▶ **EXERCISE GOAL**:
Leave out the pictures and retype everything else in the records below exactly.

::::::::

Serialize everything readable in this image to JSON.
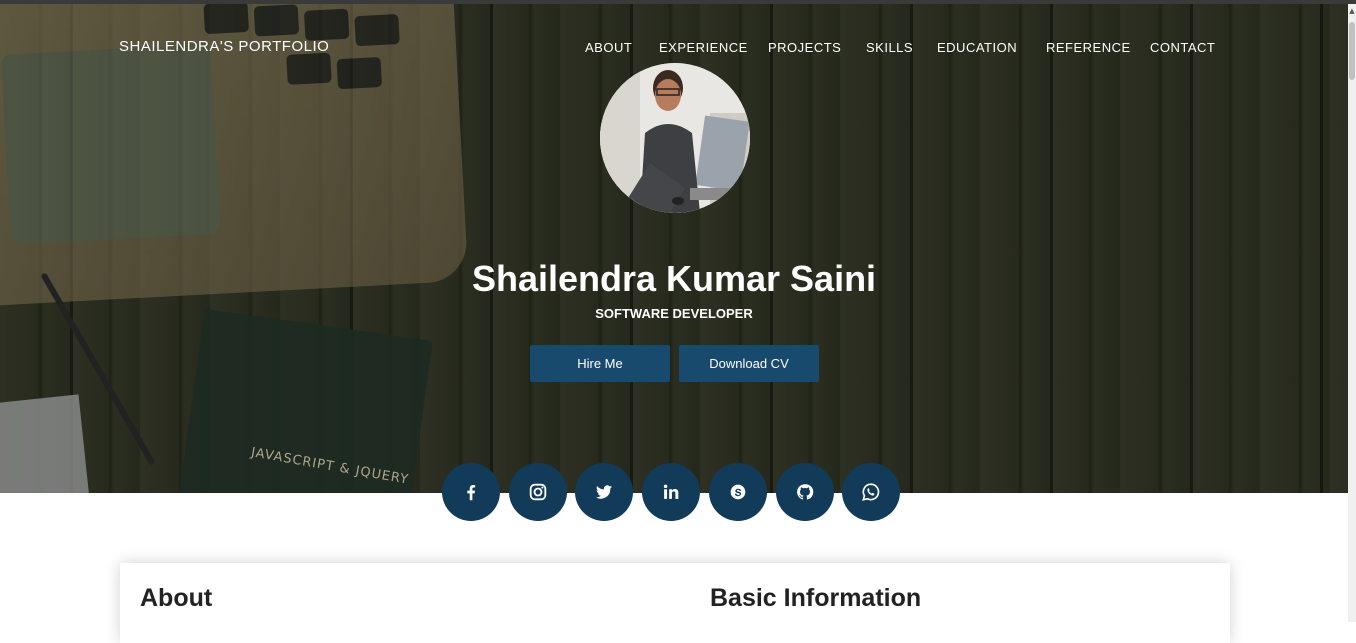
{
  "header": {
    "brand": "SHAILENDRA'S PORTFOLIO",
    "nav": [
      "ABOUT",
      "EXPERIENCE",
      "PROJECTS",
      "SKILLS",
      "EDUCATION",
      "REFERENCE",
      "CONTACT"
    ]
  },
  "hero": {
    "name": "Shailendra Kumar Saini",
    "role": "SOFTWARE DEVELOPER",
    "hire_label": "Hire Me",
    "cv_label": "Download CV",
    "book_text": "JAVASCRIPT & JQUERY"
  },
  "social": [
    "facebook-icon",
    "instagram-icon",
    "twitter-icon",
    "linkedin-icon",
    "skype-icon",
    "github-icon",
    "whatsapp-icon"
  ],
  "sections": {
    "about_title": "About",
    "basic_info_title": "Basic Information"
  },
  "colors": {
    "accent": "#174a6d",
    "social_bg": "#113b59"
  }
}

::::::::

▶ **ANSWER TO THIS TASK**:
Serialize everything readable in this image to JSON.
{
  "header": {
    "brand": "SHAILENDRA'S PORTFOLIO",
    "nav": [
      "ABOUT",
      "EXPERIENCE",
      "PROJECTS",
      "SKILLS",
      "EDUCATION",
      "REFERENCE",
      "CONTACT"
    ]
  },
  "hero": {
    "name": "Shailendra Kumar Saini",
    "role": "SOFTWARE DEVELOPER",
    "hire_label": "Hire Me",
    "cv_label": "Download CV",
    "book_text": "JAVASCRIPT & JQUERY"
  },
  "social": [
    "facebook-icon",
    "instagram-icon",
    "twitter-icon",
    "linkedin-icon",
    "skype-icon",
    "github-icon",
    "whatsapp-icon"
  ],
  "sections": {
    "about_title": "About",
    "basic_info_title": "Basic Information"
  },
  "colors": {
    "accent": "#174a6d",
    "social_bg": "#113b59"
  }
}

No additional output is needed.